Patients want access to information. Whether searching up specifics about a diagnosis or medication, confirming important appointment details, or looking to stifle boredom in the waiting room. Healthcare systems have long recognized this need and worked to give patients some level of wireless access, but it has not always been great.
Wireless onboarding is one of the primary challenges patients and visitors are faced with. As a result, many healthcare providers are deploying OpenRoaming for secure, seamless, and automatic Wi-Fi access. However, this brings on new network capacity challenges that come from an increase in devices joining the Wi-Fi network and an increase in data usage.
With the new 6GHz band, Wi-Fi 6E is a huge benefit for those with compatible devices. It solves the congestion issue by supplying a clean spectrum and increased speed to research, share, and stream all they want. And it also alleviates the strain on the 2.4 and 5 GHz bands—spreading devices across three bands makes wireless better for all.

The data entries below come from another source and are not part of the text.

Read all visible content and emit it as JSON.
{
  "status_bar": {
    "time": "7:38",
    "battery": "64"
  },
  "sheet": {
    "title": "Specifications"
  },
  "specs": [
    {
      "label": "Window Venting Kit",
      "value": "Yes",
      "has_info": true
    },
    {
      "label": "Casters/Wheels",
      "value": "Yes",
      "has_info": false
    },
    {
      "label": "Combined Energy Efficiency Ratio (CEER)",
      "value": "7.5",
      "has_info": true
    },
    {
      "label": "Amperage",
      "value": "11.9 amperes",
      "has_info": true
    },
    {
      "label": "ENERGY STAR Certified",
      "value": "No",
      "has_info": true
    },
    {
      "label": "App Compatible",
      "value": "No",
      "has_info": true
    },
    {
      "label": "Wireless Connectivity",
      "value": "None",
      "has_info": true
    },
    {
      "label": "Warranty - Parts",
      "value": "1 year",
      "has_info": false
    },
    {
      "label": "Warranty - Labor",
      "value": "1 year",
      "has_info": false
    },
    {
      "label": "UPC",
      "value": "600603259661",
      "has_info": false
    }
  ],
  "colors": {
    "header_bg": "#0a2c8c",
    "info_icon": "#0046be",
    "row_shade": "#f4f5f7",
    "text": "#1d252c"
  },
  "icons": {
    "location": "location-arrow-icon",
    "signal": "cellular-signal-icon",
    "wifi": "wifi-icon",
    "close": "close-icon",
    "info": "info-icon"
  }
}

Many healthcare providers have made the switch to smartphones for their ability to offer more than just voice calls. Caregivers use them for video chat, viewing medical images, interacting with medical devices, location tracking, and more. These phones primarily connect to Wi-Fi and as a result, need a clean spectrum to provide the best results. Wi-Fi 6E networks and compatible devices give healthcare staff the power they need to access mission-critical applications as they move about and care for patients.
Wi-Fi-enabled robot greeters in emergency rooms are starting to gain in popularity and use for their ability to help quickly triage patients. A doctor can interview patients and get a general idea of their condition while they wait to be seen. This can be done at a distance; doctors, nurses, and front office workers do not even need to be in the building. It speeds up healthcare, helps prioritize patients, and can save lives.
Additionally, in the not-so-distant future, robots will perform medical procedures with remote surgeons operating them from anywhere in the world. These use cases require deterministic wireless capabilities, reliability, speed, and security, all of which can be done with Wi-Fi 6E.
Continuing down the innovation path
These are some of the use cases that healthcare organizations want to stay in front of. It’s not inclusive of everything but it gives a good picture of some of the challenges they face and how Wi-Fi 6E is helping them achieve their goals.
As we move forward, we’ll continue to see more wireless devices coming onto these networks. Wi-Fi 6E will help alleviate many of the challenges but new ones are just around the corner. The good news is that Cisco is innovating and leading the industry with future wireless capabilities and standards. This includes SLA-based Wi-Fi for near-zero latency, enterprise Multi-link Operation to support roaming, Multi-AP Coordination for SLA assurance, continued innovation with our device ecosystem partners to ensure fast, reliable, and stable connectivity, and more.
Source: blogs.cisco.com Credit@ Brett Shore